Google has officially launched its latest flagship Android smartphone, the Nexus 5. The 5-inch handset will be the first device to run Android 4.4 KitKat, the latest version of Google’s mobile operating system.
The Nexus 5 costs £295 for a 16GB SIM-free version (£339 for the 32GB) and features a fully HD 1920x1080 display, a 2.26GHz processor and 2GB of RAM. There’s Bluetooth 4.0 for connecting with various fitness gadgets and wireless charging (though you have to buy the charger separately).
As with previous handsets in the series the Nexus 5 is all about giving customers the ‘pure’ Android experience, so that means no additional UI tweaks (eg HTC’s Sense or Samsung’s TouchWiz) and hardware that’s more than capable of running everything smoothly.
To achieve this Google have continued their partnership with South Korean manufacturer LG for the actual hardware, and the Nexus 5 comes with essentially the same innards as the LG G2, and also has the capacity to shoot video at full 1080p resolution.
However, Google aren’t joining LG in placing their physical phone buttons on the back of the device and are instead keeping them on the side and top of the phone, as expected.
The Nexus 5 has a few obvious improvements over its predecessor, the Nexus 4, with the handset offering 4G functionality, something that was conspicuously missing before. However, as with the 4, the 5 again omits the opportunity to expand the onboard storage with a microSD card slot.
However, Google do say that they’ve improved the camera as compared to the 4. The Nexus 5 comes with an 8-megapixel lens on the back and 1.3-megapixels on the front, with Google chucking in extra OIS (optical image stabilization) to cut down on blurry photos.
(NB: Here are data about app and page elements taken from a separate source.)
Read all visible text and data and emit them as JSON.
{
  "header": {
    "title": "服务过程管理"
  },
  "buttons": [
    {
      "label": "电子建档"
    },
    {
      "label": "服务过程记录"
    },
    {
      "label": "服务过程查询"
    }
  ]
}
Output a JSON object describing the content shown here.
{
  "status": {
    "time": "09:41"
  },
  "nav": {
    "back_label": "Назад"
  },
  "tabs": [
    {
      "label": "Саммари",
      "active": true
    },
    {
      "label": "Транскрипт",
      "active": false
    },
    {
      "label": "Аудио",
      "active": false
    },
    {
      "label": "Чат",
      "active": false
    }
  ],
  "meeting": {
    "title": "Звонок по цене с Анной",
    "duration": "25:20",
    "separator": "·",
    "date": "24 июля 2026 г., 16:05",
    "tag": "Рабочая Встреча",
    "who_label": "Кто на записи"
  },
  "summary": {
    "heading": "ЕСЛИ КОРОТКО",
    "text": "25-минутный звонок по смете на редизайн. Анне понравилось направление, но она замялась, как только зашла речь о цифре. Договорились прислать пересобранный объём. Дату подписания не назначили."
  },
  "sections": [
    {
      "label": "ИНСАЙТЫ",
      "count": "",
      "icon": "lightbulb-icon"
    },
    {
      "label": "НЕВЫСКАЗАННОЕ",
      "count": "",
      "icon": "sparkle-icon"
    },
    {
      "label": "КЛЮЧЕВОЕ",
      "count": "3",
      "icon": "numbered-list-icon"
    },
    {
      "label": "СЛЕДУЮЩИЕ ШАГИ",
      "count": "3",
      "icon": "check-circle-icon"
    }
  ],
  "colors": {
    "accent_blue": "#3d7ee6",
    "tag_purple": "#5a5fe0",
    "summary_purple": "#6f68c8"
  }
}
Finding out whether this is actually effective though will be a job for the reviewers.
The biggest feature of the Nexus 5 is undoubtedly Android 4.4 KitKat. This isn’t a total redesign in the mode of iOS 7, but the visual look has been sharpened and refreshed for a cleaner OS.
There’s also a far greater integration of Google services, with Google Now just a single swipe away from the home screen and Google Hangouts replacing the default texting app. Google also promises that there's a lot going on under the hood to improve performance on lower-specced phones with as little as 512MB of RAM.Reuse content